Last season, McCann had 2.1 framing runs saved above average which put him in the 64th percentile amongst catchers in terms of pitch framing. This ability will need to continue to improve if James wants to solidify himself as the backup catcher all season as there are always opportunities to pick up players off the waiver wire if McCann does not provide positive framing numbers for the O's. Furthermore, McCann was in the 14th percentile amongst catchers in pop time to second base which means that he was one of the slowest catchers in the majors getting the ball from home plate to second base. Opposing teams like to take advantage of catchers with slow pop time and this could mean that baserunners are more aggressive when McCann is behind home plate.

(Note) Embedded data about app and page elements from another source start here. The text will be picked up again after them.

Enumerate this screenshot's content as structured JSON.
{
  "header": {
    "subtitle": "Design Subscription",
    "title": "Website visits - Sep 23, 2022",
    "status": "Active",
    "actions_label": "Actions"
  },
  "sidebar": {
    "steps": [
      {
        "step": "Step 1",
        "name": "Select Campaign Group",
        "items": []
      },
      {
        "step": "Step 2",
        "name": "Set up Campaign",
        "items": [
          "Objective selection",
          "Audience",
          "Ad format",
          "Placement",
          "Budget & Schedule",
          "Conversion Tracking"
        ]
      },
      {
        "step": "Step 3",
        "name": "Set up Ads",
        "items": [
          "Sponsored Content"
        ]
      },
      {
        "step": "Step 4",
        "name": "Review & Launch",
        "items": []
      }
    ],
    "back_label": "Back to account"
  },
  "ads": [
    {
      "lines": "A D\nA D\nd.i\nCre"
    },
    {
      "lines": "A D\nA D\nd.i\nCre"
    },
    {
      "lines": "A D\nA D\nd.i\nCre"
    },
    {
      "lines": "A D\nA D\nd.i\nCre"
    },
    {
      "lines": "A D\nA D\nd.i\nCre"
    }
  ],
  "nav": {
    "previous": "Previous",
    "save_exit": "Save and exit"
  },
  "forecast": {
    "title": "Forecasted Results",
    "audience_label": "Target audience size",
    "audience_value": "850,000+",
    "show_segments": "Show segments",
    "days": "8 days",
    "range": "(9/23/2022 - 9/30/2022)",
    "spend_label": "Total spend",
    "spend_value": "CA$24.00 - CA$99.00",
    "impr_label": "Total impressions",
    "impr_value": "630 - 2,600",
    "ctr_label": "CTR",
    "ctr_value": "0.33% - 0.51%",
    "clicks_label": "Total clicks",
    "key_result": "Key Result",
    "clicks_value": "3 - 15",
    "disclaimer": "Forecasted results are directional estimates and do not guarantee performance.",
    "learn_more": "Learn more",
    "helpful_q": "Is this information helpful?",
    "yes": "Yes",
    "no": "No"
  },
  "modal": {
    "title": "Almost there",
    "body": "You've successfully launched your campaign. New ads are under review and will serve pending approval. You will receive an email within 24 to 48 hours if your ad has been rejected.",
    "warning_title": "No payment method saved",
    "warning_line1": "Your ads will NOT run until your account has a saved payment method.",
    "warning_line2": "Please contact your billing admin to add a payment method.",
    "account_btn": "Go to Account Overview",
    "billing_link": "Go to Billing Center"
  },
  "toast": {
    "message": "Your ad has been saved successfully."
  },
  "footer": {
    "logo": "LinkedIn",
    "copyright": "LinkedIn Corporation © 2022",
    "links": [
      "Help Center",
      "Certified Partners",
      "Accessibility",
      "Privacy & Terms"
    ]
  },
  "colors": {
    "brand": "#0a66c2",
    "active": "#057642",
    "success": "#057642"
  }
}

Another advantage McCann has over McKenna is his ability to play first base which could be important since the O's do not have much depth at the position behind Ryan Mountcastle. In a pinch, Adam Frazier or Anthony Santander could play first base but neither player has much experience at the position and McCann could play first in instances where Mountcastle needs rest or is nursing a minor injury. If Mountcastle is ever placed on the IL, then minor league assets like Franchy Cordero or Tyler Nevin would likely fill in at first base full time. This topic will be discussed more in depth later this week at Birds Watcher.
The case for Ryan McKenna
It is not guaranteed that McKenna will make the 26-man roster out of spring training as he will likely compete with minor league free agents like Cordero or Nomar Mazara. Last season, McKenna was mostly used as a late game pinch runner and defensive replacement and did not start a lot of games as he was lodged behind Austin Hays, Cedric Mullins, and Anthony Santander on the depth chart. McKenna did not provide much offensive value in his limited opportunities as he had a .237/.294/.340 slash line in 172 plate appearances over 104 games. This was good for a 80 OPS+. The signing of Adam Frazier may also prove costly for McKenna as Jorge Mateo may take on his role as a late game pinch runner and defensive replacement.
Baltimore Orioles: Breaking Down James McCann and Ryan McKenna
Similar to McKenna, Mateo provides most of his value on the basepaths and in the field and has struggled at the plate throughout his career. However, Mateo has proven to be a better baserunner and more versatile defensive player than McKenna as Jorge can play six positions compared to Ryan's three outfield spots he can play.
Regardless, McKenna was valuable last season as he was in the 94th percentile in MLB for sprint speed and the 80th percentile for arm strength. Both of these factors show that McKenna is a valuable player and the O's will likely find a spot for him on the 26-man roster. Hays, Mullins, Santander, and Kyle Stowers should all start the season above McKenna on the outfield depth chart which means his plate appearances will continue to be limited but McKenna is a significant upgrade over Santander and Stowers in the field and on the basepaths. McKenna also has youth on his side as he will be 26 on Opening Day which means he is likely still approaching his most productive years.
Ultimately, both McCann and McKenna will play different roles for the O's in 2023 but neither player will be an everyday player for an O's team that will sport a strong lineup throughout the season. McKenna will likely play a similar role to last season as a late game replacement and not start many games. McCann will provide a similar veteran presence to Robinson Chirinos last season as a backup catcher and potential emergency first baseman. James has higher upside than Chirinos as he is 32 years old and was an All-Star with the White Sox in 2019. It is hard to say which player will have a more productive season but it appears that McKenna has the potential to have a strong season in his role if given the same opportunities that he did last year.